# Dataset rows describing interfaces
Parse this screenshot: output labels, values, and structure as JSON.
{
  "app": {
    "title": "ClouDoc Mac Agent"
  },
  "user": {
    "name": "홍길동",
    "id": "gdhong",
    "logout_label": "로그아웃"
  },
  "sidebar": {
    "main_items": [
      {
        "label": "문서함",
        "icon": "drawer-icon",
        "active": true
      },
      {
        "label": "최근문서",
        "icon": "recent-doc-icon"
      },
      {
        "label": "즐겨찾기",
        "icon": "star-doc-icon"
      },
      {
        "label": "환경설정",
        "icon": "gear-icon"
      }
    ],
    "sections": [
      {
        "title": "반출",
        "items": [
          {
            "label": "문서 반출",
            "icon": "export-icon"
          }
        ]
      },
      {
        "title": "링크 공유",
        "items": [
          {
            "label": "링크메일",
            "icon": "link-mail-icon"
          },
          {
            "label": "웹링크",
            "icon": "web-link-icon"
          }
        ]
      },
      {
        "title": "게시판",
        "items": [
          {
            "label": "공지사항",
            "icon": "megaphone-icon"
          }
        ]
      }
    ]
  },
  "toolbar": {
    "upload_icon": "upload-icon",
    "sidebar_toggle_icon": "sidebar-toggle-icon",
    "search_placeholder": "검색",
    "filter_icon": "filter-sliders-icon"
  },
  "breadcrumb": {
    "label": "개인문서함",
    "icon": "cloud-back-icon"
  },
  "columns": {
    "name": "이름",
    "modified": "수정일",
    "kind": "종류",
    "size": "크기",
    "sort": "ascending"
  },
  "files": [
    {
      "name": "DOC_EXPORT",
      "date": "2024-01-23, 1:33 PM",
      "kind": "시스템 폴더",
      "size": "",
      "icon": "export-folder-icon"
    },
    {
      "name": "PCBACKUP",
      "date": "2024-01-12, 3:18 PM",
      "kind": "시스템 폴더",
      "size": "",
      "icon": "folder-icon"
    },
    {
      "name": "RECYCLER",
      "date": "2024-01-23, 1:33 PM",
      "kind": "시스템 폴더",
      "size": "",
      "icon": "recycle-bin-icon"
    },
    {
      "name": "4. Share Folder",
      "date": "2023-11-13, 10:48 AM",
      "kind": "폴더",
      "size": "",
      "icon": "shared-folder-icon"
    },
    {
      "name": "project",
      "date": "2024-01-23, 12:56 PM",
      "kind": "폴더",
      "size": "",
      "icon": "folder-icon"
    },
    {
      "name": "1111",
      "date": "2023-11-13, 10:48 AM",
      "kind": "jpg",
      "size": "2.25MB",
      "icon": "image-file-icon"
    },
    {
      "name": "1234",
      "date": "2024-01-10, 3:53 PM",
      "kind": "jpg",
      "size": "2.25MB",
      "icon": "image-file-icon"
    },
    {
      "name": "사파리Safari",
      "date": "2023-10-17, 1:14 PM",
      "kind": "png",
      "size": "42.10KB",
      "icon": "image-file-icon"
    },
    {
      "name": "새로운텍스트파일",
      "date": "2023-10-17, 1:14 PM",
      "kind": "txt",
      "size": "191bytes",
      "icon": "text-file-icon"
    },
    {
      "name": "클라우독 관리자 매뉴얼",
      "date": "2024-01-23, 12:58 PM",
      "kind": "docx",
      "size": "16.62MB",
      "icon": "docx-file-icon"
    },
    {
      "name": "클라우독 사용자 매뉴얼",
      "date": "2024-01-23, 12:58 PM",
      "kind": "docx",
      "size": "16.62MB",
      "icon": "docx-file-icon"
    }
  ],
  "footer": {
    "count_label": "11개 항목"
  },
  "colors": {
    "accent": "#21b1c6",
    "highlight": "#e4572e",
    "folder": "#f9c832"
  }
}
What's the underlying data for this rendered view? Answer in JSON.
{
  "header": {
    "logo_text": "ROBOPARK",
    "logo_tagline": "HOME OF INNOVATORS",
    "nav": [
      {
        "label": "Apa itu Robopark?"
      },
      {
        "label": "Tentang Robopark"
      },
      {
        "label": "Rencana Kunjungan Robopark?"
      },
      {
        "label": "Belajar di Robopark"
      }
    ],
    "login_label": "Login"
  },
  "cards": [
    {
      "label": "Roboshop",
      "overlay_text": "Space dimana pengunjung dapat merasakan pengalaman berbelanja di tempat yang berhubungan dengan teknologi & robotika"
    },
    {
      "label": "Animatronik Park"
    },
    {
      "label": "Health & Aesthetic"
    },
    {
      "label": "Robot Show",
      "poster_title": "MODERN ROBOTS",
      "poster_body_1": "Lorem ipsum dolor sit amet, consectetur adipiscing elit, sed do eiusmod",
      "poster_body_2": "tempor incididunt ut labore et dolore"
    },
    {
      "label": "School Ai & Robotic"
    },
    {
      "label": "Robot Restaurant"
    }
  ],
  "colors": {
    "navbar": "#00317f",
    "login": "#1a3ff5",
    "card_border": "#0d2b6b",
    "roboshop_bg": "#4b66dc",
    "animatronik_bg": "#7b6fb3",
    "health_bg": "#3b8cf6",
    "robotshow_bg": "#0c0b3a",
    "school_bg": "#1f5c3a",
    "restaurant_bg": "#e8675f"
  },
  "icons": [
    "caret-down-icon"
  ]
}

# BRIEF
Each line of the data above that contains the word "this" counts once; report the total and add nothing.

# EXERCISE SOLUTION
2